_What to produce:_ Whenever a line below includes the string "channel", show it.

_Given data:_
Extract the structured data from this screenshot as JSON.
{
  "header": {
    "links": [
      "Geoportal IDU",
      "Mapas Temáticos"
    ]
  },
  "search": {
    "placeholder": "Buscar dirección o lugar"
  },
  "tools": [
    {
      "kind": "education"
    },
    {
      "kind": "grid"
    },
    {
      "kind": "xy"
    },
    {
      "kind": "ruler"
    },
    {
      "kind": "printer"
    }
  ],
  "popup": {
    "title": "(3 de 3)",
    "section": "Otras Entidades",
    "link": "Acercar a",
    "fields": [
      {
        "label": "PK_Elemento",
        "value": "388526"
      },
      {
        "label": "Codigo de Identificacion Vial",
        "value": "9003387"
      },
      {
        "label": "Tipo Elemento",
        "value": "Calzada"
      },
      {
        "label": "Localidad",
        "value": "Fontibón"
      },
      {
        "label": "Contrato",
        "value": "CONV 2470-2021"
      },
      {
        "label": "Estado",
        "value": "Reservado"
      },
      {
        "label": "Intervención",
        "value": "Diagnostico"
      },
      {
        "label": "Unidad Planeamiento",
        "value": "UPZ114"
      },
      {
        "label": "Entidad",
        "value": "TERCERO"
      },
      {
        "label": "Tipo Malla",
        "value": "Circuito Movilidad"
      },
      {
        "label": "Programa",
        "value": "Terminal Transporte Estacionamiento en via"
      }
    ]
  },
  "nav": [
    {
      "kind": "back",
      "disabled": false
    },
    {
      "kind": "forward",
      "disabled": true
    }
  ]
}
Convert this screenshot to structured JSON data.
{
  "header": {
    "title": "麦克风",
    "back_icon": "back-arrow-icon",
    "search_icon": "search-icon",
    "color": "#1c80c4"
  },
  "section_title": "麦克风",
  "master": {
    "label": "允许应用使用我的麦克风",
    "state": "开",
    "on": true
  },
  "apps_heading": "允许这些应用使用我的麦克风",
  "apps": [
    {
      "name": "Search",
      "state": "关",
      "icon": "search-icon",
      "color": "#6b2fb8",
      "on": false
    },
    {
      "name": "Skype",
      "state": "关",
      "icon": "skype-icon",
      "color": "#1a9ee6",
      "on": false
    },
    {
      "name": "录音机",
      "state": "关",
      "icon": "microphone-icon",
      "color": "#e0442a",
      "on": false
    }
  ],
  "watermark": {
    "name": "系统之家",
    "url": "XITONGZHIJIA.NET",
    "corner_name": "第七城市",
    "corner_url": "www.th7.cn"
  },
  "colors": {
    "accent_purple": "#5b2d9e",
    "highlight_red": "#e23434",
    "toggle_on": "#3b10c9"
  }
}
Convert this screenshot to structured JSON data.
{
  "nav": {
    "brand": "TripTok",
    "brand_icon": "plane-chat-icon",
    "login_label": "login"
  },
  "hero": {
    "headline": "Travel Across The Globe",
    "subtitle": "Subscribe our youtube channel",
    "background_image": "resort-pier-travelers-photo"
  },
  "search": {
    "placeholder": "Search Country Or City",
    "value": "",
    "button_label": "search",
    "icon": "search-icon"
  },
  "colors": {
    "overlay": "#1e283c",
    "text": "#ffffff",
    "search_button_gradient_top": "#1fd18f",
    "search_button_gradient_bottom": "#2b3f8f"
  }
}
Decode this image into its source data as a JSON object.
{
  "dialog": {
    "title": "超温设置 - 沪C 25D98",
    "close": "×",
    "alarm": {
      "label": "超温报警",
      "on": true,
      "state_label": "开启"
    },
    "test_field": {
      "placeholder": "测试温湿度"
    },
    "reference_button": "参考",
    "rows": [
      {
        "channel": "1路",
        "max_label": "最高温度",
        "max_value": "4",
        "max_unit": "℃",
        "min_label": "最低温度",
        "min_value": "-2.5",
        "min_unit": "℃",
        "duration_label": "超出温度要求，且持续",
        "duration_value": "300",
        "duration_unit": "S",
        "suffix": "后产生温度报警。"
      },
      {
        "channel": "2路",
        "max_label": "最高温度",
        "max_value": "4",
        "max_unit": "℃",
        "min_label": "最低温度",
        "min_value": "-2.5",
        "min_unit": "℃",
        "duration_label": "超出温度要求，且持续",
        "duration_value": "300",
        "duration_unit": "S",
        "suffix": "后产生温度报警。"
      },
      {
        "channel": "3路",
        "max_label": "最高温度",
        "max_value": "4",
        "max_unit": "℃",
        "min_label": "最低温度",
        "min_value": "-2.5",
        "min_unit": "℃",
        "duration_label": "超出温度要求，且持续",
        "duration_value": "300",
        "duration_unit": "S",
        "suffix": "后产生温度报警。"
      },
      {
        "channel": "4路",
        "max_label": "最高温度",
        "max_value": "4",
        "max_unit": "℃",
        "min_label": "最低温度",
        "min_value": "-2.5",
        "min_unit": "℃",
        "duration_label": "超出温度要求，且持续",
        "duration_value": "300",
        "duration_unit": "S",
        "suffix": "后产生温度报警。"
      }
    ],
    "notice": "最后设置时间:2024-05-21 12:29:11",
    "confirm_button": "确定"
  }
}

_Exercise output:_
    "subtitle": "Subscribe our youtube channel",
        "channel": "1路",
        "channel": "2路",
        "channel": "3路",
        "channel": "4路",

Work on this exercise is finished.